*** Stored data ***

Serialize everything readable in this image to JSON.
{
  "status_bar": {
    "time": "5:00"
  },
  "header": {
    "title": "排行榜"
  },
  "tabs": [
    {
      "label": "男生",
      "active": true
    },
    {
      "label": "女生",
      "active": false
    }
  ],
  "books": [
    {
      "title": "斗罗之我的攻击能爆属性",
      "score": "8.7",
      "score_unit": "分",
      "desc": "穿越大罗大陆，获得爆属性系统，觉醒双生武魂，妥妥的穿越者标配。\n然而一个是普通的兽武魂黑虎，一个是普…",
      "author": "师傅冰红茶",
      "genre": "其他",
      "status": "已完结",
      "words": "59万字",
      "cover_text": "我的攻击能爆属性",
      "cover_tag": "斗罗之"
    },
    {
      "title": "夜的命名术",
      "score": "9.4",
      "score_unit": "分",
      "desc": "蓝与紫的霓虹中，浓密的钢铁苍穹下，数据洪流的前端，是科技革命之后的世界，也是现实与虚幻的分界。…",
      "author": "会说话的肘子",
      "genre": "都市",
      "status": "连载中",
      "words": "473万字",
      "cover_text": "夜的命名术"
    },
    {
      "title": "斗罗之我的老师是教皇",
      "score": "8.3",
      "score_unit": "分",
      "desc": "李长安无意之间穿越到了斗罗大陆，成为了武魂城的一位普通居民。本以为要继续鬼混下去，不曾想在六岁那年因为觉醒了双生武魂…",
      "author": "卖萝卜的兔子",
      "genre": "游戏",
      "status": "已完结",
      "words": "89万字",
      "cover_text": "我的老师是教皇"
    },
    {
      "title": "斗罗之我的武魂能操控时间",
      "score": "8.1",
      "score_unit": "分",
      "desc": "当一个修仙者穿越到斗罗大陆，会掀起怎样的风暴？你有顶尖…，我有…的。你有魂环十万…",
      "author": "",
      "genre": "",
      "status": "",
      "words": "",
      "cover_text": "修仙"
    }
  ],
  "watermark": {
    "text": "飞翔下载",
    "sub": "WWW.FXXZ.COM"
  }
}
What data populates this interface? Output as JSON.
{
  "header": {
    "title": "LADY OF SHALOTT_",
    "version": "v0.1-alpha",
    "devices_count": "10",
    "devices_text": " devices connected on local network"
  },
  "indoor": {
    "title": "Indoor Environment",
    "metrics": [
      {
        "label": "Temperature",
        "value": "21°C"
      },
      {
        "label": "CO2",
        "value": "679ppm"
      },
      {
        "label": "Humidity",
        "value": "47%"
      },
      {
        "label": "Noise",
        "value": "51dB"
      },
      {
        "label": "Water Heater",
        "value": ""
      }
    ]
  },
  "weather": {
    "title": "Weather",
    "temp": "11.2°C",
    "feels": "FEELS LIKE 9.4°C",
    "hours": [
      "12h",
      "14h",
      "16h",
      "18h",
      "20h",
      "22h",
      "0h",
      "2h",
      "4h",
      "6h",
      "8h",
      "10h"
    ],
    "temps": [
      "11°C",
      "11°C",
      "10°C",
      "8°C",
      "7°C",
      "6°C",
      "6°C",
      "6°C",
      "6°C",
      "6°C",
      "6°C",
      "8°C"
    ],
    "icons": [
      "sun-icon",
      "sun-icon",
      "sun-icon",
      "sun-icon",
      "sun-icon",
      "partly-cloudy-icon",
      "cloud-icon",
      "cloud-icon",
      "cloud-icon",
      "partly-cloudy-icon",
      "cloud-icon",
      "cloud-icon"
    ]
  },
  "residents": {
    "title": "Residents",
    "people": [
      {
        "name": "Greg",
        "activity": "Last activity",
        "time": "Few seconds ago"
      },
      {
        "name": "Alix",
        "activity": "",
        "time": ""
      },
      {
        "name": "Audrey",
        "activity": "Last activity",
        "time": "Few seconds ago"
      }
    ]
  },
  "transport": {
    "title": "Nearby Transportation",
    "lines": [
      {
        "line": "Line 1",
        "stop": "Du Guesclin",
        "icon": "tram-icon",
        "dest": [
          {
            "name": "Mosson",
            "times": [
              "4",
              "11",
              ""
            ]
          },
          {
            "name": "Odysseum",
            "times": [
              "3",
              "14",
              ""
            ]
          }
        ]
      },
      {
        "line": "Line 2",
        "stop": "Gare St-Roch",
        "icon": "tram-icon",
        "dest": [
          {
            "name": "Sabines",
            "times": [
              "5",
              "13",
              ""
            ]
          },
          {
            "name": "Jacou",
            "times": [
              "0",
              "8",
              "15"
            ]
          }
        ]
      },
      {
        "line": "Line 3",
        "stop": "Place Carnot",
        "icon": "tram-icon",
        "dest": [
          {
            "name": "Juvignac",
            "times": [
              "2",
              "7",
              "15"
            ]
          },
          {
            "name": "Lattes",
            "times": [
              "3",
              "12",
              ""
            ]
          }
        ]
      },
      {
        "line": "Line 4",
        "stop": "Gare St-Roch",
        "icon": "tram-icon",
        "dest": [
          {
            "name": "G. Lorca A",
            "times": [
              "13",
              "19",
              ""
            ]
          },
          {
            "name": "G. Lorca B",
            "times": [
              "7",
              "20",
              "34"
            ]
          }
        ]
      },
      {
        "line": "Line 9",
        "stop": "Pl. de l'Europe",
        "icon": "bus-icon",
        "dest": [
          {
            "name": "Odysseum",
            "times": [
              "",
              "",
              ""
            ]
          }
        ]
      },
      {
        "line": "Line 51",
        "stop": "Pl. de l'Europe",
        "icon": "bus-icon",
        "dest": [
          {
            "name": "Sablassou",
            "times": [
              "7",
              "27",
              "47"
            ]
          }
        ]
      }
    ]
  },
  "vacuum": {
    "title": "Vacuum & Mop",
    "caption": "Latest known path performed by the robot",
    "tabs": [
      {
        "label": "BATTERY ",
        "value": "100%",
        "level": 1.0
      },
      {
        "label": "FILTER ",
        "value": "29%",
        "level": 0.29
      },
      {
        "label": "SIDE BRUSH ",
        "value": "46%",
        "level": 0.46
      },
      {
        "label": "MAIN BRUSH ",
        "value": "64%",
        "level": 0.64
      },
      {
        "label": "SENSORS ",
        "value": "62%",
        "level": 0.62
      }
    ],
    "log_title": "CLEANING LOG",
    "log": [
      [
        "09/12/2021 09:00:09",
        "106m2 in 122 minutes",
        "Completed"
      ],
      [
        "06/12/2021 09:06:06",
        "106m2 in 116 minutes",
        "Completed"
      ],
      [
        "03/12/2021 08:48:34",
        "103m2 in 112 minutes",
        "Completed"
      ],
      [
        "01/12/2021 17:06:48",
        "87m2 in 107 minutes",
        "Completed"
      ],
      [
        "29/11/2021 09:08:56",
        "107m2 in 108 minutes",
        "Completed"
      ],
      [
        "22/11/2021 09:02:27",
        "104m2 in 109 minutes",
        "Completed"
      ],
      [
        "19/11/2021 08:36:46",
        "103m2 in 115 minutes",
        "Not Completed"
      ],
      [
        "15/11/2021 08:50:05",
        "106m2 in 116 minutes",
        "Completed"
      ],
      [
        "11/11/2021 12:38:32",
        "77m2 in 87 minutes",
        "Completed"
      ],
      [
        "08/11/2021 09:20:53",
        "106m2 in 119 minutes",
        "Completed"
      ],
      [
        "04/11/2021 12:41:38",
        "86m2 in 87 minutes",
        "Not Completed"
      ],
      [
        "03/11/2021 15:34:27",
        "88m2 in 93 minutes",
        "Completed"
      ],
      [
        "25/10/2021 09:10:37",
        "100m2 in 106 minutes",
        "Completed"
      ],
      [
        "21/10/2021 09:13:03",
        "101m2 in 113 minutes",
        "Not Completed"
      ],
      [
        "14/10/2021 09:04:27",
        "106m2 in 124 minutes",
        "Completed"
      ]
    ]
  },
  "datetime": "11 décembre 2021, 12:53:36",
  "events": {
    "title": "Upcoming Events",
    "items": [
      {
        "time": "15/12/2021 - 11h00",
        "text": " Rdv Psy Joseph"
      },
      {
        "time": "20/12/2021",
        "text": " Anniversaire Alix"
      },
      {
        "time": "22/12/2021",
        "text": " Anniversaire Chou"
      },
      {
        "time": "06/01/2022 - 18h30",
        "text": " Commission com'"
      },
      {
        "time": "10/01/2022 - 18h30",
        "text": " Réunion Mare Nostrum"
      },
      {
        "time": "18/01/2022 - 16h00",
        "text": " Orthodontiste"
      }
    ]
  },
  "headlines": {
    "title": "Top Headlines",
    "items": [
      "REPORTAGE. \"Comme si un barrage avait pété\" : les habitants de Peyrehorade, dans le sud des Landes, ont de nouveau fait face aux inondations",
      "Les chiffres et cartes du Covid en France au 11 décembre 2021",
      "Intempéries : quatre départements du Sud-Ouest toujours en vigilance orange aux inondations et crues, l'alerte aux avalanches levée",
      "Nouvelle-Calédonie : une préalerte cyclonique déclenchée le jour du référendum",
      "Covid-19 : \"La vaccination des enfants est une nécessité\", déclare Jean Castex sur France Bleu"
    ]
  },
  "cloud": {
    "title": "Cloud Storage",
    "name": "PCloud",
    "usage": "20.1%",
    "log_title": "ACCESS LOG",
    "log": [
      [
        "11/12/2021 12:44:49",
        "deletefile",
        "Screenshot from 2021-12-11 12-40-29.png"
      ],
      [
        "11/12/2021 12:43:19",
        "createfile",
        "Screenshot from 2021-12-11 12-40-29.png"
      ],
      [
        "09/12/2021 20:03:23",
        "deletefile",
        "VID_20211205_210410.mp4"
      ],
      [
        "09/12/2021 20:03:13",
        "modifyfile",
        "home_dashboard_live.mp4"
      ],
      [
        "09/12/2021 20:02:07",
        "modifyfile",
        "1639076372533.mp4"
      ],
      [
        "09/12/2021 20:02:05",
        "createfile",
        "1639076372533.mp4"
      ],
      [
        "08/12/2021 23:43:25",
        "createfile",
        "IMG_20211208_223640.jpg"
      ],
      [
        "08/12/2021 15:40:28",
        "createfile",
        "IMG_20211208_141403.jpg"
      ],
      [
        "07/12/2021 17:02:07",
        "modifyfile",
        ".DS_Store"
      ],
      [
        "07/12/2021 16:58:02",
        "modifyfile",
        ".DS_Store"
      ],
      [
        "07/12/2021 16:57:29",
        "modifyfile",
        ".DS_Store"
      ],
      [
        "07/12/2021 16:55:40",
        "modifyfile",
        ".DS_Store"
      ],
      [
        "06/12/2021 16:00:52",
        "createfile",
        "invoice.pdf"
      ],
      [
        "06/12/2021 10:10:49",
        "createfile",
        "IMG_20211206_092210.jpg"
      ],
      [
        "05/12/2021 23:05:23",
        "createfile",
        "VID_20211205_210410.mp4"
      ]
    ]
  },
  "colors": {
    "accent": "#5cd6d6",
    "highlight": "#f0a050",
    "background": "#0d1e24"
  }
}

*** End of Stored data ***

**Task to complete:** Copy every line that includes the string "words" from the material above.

**Answer for this exercise:**
      "words": "59万字",
      "words": "473万字",
      "words": "89万字",
      "words": "",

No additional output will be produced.